  • This week Google, whose Android operating system powers most of the world’s smartphones, said it would cut ties with Huawei
  • Another critical partner, ARM Holdings, said it was complying with the US restrictions

BEIJING: While Huawei’s founder brushes aside a US ban against his company, the telecom giant’s employees have been less sanguine, confessing fears for their future in online chat rooms.
Huawei CEO Ren Zhengfei declared this week the company has a hoard of microchips and the ability to make its own in order to withstand a potentially crippling US ban on using American components and software in its products.
“If you really want to know what’s going on with us, you can visit our Xinsheng Community,” Ren told Chinese media, alluding to Huawei’s internal forum partially open to viewers outside the company.
But a peek into Xinsheng shows his words have not reassured everyone within the Shenzhen-based company.
“During difficult times, what should we do as individuals?” posted an employee under the handle Xiao Feng on Thursday.
“At home reduce your debts and maintain enough cash,” Xiao Feng wrote.
“Make a plan for your financial assets and don’t be overly optimistic about your remuneration and income.”
This week Google, whose Android operating system powers most of the world’s smartphones, said it would cut ties with Huawei as a result of the ban.
Another critical partner, ARM Holdings — a British designer of semiconductors owned by Japanese group Softbank — said it was complying with the US restrictions.
“On its own Huawei can’t resolve this problem, we need to seek support from government policy,” one unnamed employee wrote last week, in a post that received dozens of likes and replies.
The employee outlined a plan for China to block off its smartphone market from all American components much in the same way Beijing fostered its Internet tech giants behind a “Great Firewall” that keeps out Google, Facebook, Twitter and dozens of other foreign companies.
“Our domestic market is big enough, we can use this opportunity to build up domestic suppliers and our ecosystem,” the employee wrote.
For his part, Ren advocated the opposite response in his interview with Chinese media.
“We should not promote populism; populism is detrimental to the country,” he said, noting that his family uses Apple products.
Other employees strategized ways to circumvent the US ban.
One advocated turning to Alibaba’s e-commerce platform Taobao to buy the needed components.

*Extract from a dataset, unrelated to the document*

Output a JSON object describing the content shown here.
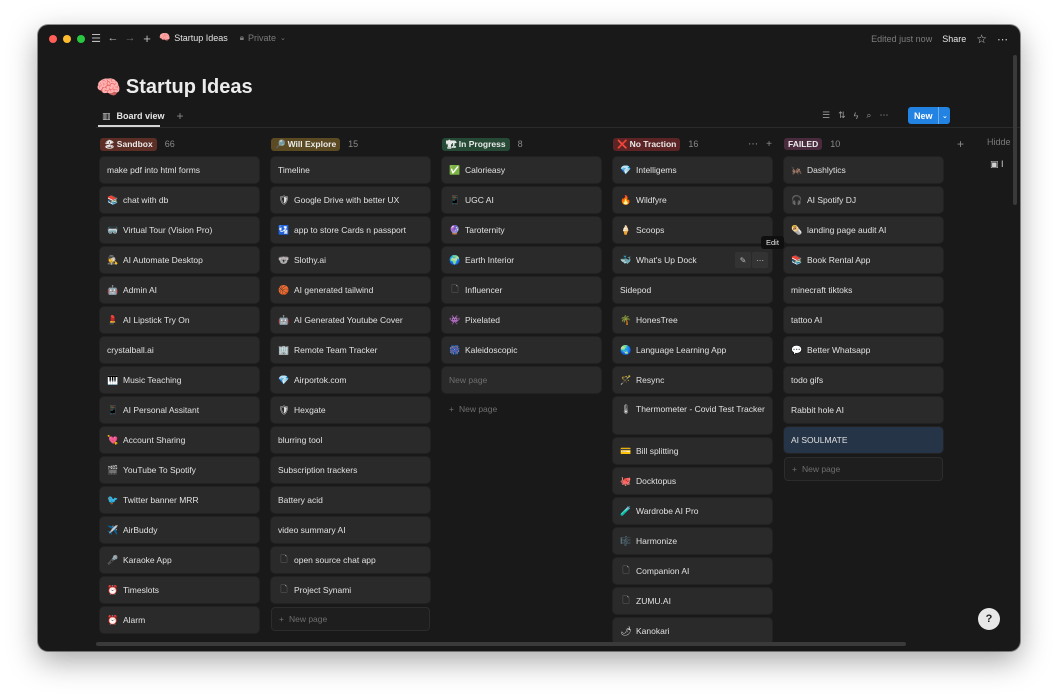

Another dangled the prospect of setting up dozens of new companies to make purchases from US suppliers.
Many denounced the US and proposed China ban McDonald’s, Coca-Cola and all-American movies and TV shows.
“First time posting under my real name: we must do our jobs well, advance and retreat with our company,” said an employee named Xu Jin.
The tech ban caps months of US effort to isolate Huawei, whose equipment Washington fears could be used as a Trojan horse by Chinese intelligence services.
Still, last week Trump indicated he was willing to include a fix for Huawei in a trade deal that the two economic giants have struggled to seal and US officials issued a 90-day reprieve on the ban.
In Xinsheng, an employee with the handle Youxin lamented: “I want to advance and retreat alongside the company, but then my boss told me to pack up and go,” followed by two sad-face emoticons.